But while the developers, Arthur and William Lie Zeckendorf, are still finishing the last batch of apartments, as well as the gymnasium, pool and other amenities, brokers and owners are struggling to figure out just what the apartments are worth on the resale market.
The first batch of resales at 15 Central Park West went into contract last December and January, almost as soon as they became available. In the last few weeks, a new crop has come on the market at higher prices. Two high-floor two-bedrooms, however, quickly cut their prices — one to $13 million from $15 million, another to $12.5 million from $14 million — shortly before a similar apartment came on the market at a lower price.
Michel Madie, who runs an independent brokerage company in Manhattan, says the building is still in its infancy, having opened only last summer, which makes pricing something of a guessing game. “It is still at birth,” he said, “and it is difficult to assess where the price will settle” once the “cocoon of services” at the building is completed.
Mr. Madie is asking $21 million for a three-bedroom on the 36th floor with more than 2,700 square feet of space and park views, or about $7,600 a square foot, which would make it one of the most expensive apartments per square foot ever sold.

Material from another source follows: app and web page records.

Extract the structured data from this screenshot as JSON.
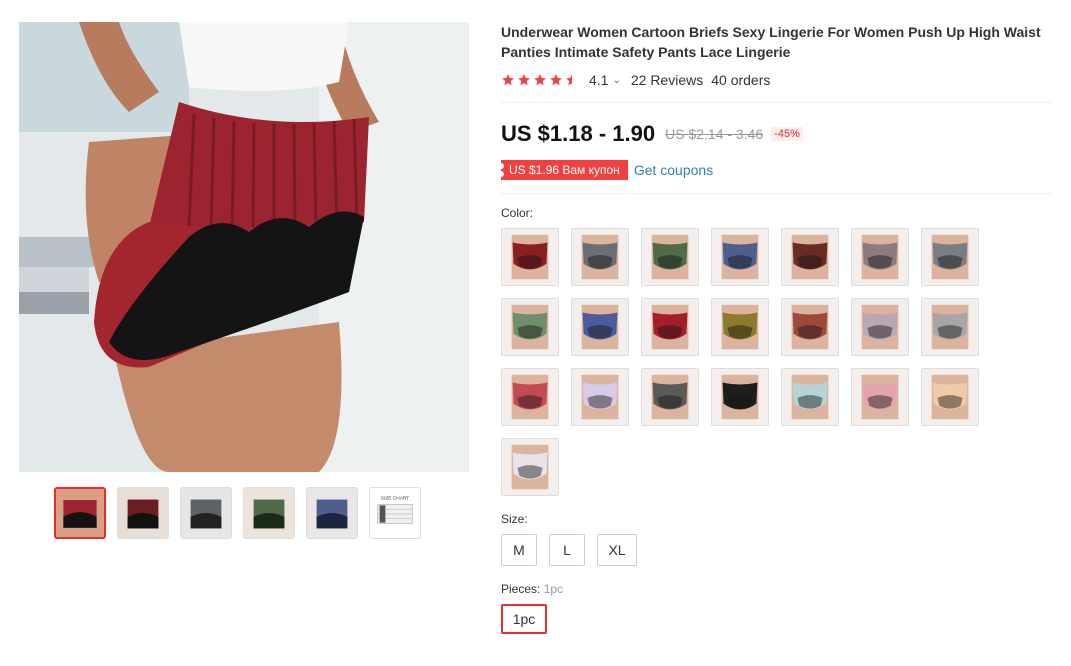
{
  "product": {
    "title": "Underwear Women Cartoon Briefs Sexy Lingerie For Women Push Up High Waist Panties Intimate Safety Pants Lace Lingerie",
    "rating": "4.1",
    "rating_chevron": "⌄",
    "reviews": "22 Reviews",
    "orders": "40 orders",
    "price": "US $1.18 - 1.90",
    "old_price": "US $2.14 - 3.46",
    "discount": "-45%",
    "coupon": "US $1.96 Вам купон",
    "get_coupons": "Get coupons"
  },
  "gallery": {
    "thumbnails": [
      "red",
      "darkred",
      "gray",
      "green",
      "blue",
      "size-chart"
    ],
    "size_chart_label": "SIZE CHART"
  },
  "options": {
    "color_label": "Color:",
    "colors": [
      "#8a1e25",
      "#6e6e72",
      "#4f6b49",
      "#4e5f8f",
      "#6a2a25",
      "#8c7b80",
      "#7b7d82",
      "#6f8f6c",
      "#4d5b9c",
      "#a3202a",
      "#8c7a2d",
      "#9b4a3c",
      "#b9a8b4",
      "#a6a6a8",
      "#c44a55",
      "#d6cbe8",
      "#5a5a5a",
      "#1e1e1e",
      "#b7d3d6",
      "#e3a5ad",
      "#f0c9a8",
      "#e8e4ea"
    ],
    "size_label": "Size:",
    "sizes": [
      "M",
      "L",
      "XL"
    ],
    "pieces_label": "Pieces:",
    "pieces_selected": "1pc",
    "pieces": [
      "1pc"
    ]
  },
  "colors": {
    "accent": "#e62e2e",
    "star": "#f04040",
    "link": "#2f7fb5"
  },
  "icons": {
    "star": "star-icon",
    "chevron": "chevron-down-icon"
  }
}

Other brokers are showing two-bedrooms on high floors with good views for under $5,500 a square foot. Mr. Madie is hoping to find a buyer interesting in combining his condo with the two-bedroom next door, which is on the market for $12.75 million, listed by Roger Erickson of Sotheby’s International Realty.
While all this is sorting itself out, brokers have exchanged stories about calls that have been made to some very affluent buyers at 15 Central Park West’s most desirable condos, offering to buy them out. They are somewhat akin to the calls that brownstone owners in rapidly gentrifying areas sometimes get, with offers of cash for their homes.
In one such account, Dr. Lindsay Rosenwald, a physician who became a venture capitalist and a founder and senior managing director of Paramount Capital Asset Management in New York, was said to have been offered $85 million for his 5,870-square-foot duplex penthouse (with a 1,128-square-foot terrace), or $14,480 per square foot (not counting the terrace).
When asked to confirm this, Dr. Rosenwald said he had actually received five or six calls from brokers, offering as much as $100 million for his apartment. He said he had turned the offers down.
Designed by Robert A. M. Stern, 15 Central Park West includes two buildings connected by a garden. In April, Dr. Rosenwald paid $30 million for his apartment on parts of the 18th and 19th floors, below the $42.4 million rooftop penthouse bought last August by Sanford I. Weill, the former chairman and chief executive of Citigroup.
“The only thing in my life that is not for sale is my wife and my kids,” Dr. Rosenwald said. But he said that he was enjoying living at 15 Central Park West, where it was quiet, because most of his neighbors had not yet moved in. He said he had heard of an offer of $125 million on another apartment in the building.